Can you get fired in Germany for being sick?

Can you get fired in Germany for being sick? And when is a dismissal due to illness even legal?

Germany tends to be among the more employee-friendly countries, especially when it comes to firing employees. However, you still can get fired in Germany, and actually, even for health reasons. There is a widespread misconception that a dismissal due to illness is illegal in Germany. Wrong. On the other hand, there are employees who are afraid of being fired for being sick once for more than a few days. In theory, they should also be wrong. But when can employees get fired for being sick in Germany? What are the requirements? And how can you defend yourself against unfair dismissal due to illness? This blog article answers these and other questions.

Terminations due to illness are generally permissible in Germany. However, there are rather high hurdles. If an employee has protection under the German Dismissal Protection Act, there are only three valid reasons for a termination. Personal reasons, conduct or “operational requirements”. A dismissal due to illness is regarded a dismissal for personal reasons. And for this, very strict requirements apply. A termination can be pronounced, for example, if an employee can no longer fulfill the employment contract due to illness. The termination is effective if the employee is permanently unable to work. Furthermore, the termination of the employment relationship is also “socially justified”. Rarely, theses requirements are met and acceepted by the labor courts. Hence, dismissals due to illness are possible, but the other 2 categories are more frequent:

reasons for a termination statistics

What conditions apply for a dismissal for sickness?

An employer is not generally allowed to give notice simply because you are ill. Only if an employee is absent often or for a very long time because of illness, an employer can legally dismiss him/her, if the following conditions are met:

  • There is a negative “health prognosis”
  • The absence due to illness has serious consequences for the employer’s financial and operational interests and
  • The employer’s interests outweigh those of the employee.

The employer must also prove the above items:

  • Negative “health prognosis”: An employer must not only prove that the employee was frequently unable to work in the past due to illness, but also that this is also to be expected in the future. Which is possible for a chronic disease, but not with a recovered illness. As a rule of thumb, the employer can terminate the contract if there is no positive forecast for the next 24 months.
  • Disruption of operations or finances: An employer must also prove that the absence of the employee causes significant disruption to the employers operations or financial burdens. This is easier to prove in smaller companies, for example, if an employee’s frequent absences reduces turnover, if other employees are often more burdened, or if the employer has to continue paying wages in the case of frequent short absences due to illness.
  • “Balancing of interests”: Last, but not least, an employer must prove that his interests outweigh the interest of the employee to keep his job. Not an easy task. The courts will assess this aspect on a case-by-case basis, for example, differently in the case of a serious illness in a long-term, problem-free employment relationship compared to a short employment relationship characterised by frequent absences due to illness.

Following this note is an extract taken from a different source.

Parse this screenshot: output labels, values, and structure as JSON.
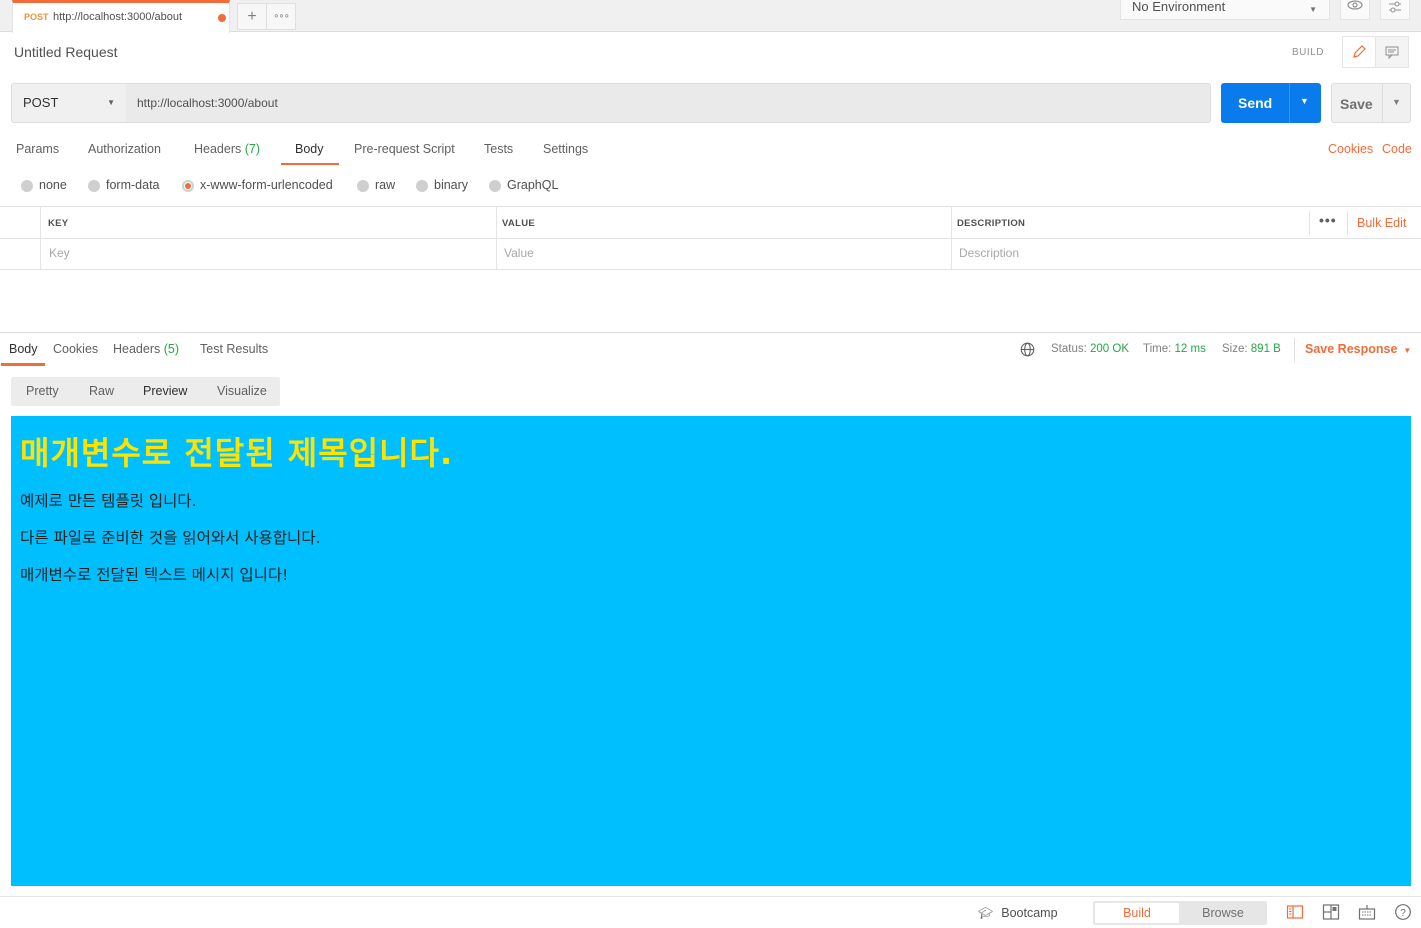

Is a warning required?

A warning is not required to be legally terminated in Germany for being sick. In the case of a “personal” termination, the employee is not accused of any “manageable” misconduct. In most cases, the employee cannot do much about being sick. Hence, a warning makes no sense, and is, according to the case law of the German labor courts, unnecessary.

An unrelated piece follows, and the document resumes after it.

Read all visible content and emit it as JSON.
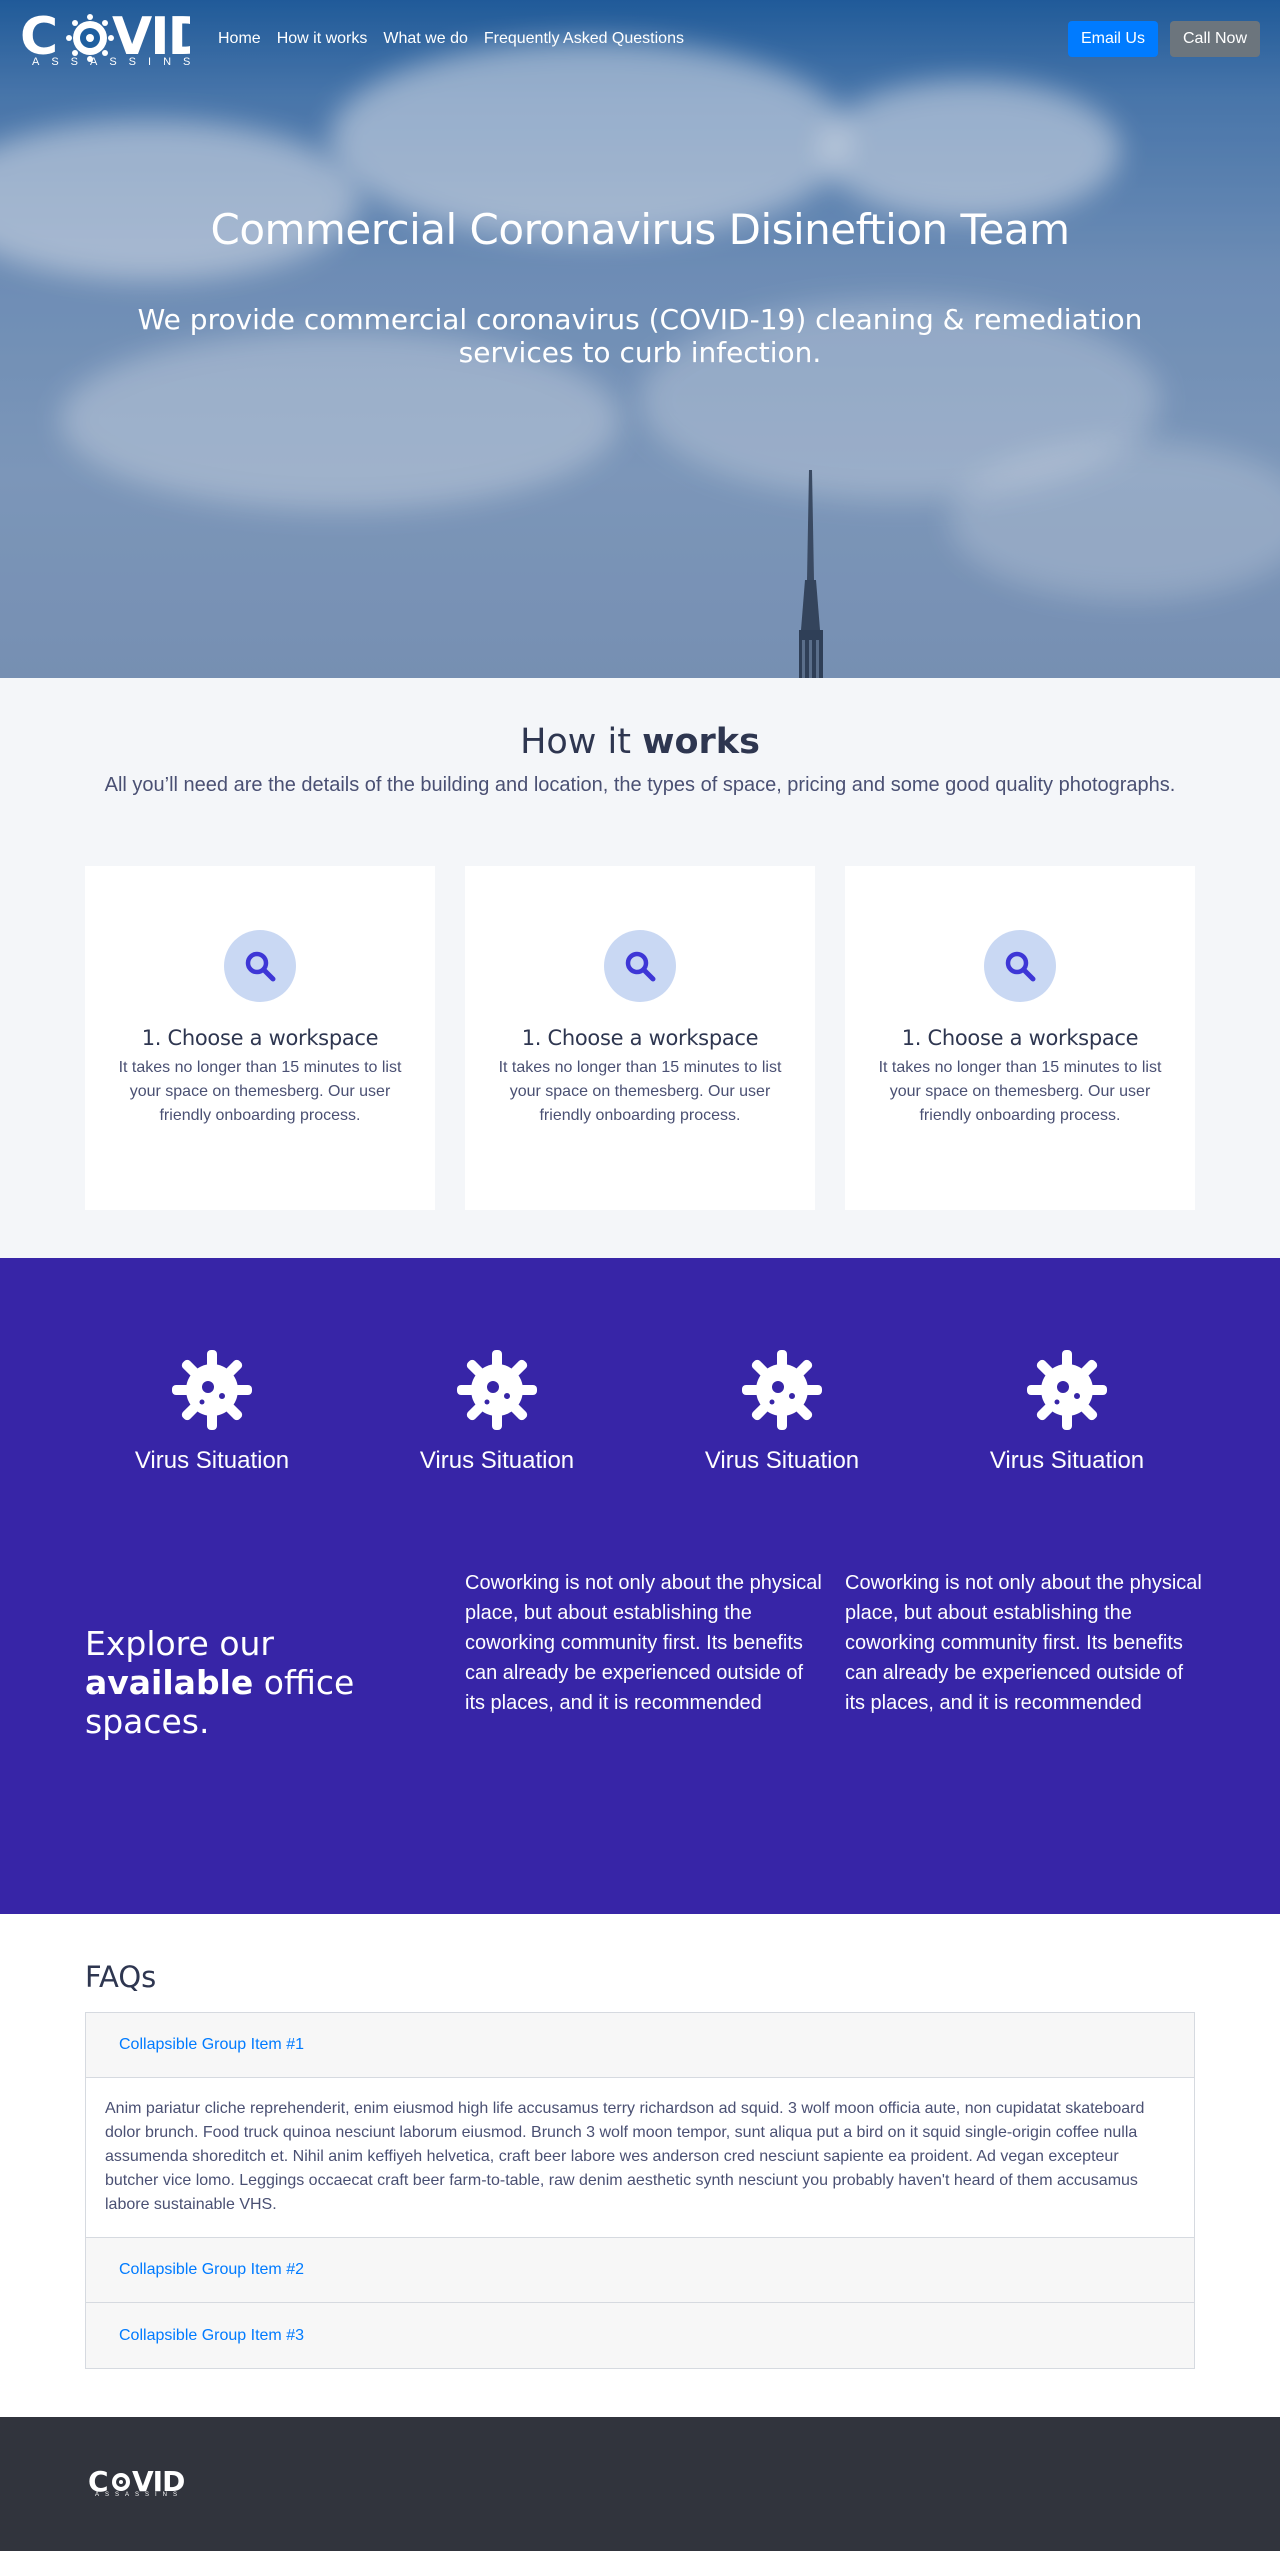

“Edge cases”: Sick during probationary period

Different rules apply during the probationary period; a dismissal due to illness is indeed possible, as the statutory protection against dismissal only applies after the probationary period of 6 months. During the first 6 months of employment, a termination due to illness is possible with a notice period of 14 days. This is one of the few “edge cases” when you can get fired in Germany for being sick.

What can you do if you are dismissed due to illness?

You can get legally fired for being sick in Germany. However, the bar is high and your chances – at least for a good severance pay – are good. If you have received a notice of termination for personal reasons, you should discuss how to proceed with an expert. This should ideally be a lawyer who specializes in employment law (information on this can be found here in our guide to termination).

In any case, you should act quickly. With the three weeks after the receipt of a notice of termination, you must file an action for protection against unfair dismissal. It is important that an expert in labor law carefully examines whether the dismissal due to illness is effective. This is also true if you come to the conclusion that you have no interest to continue working for company. Even if you have a new job in mind, an invalid termination will trigger a higher amount of severance payment. You can get a rough overview of the amount of a severance payment here with our severance payment calculator.

All information on our website is of an editorial nature and expressly does not constitute legal advice. Naturally, we have made every effort to ensure the accuracy of the information and links contained on this website. Nevertheless, we cannot guarantee the accuracy of the information. It is in no way a substitute for legal advice from a lawyer.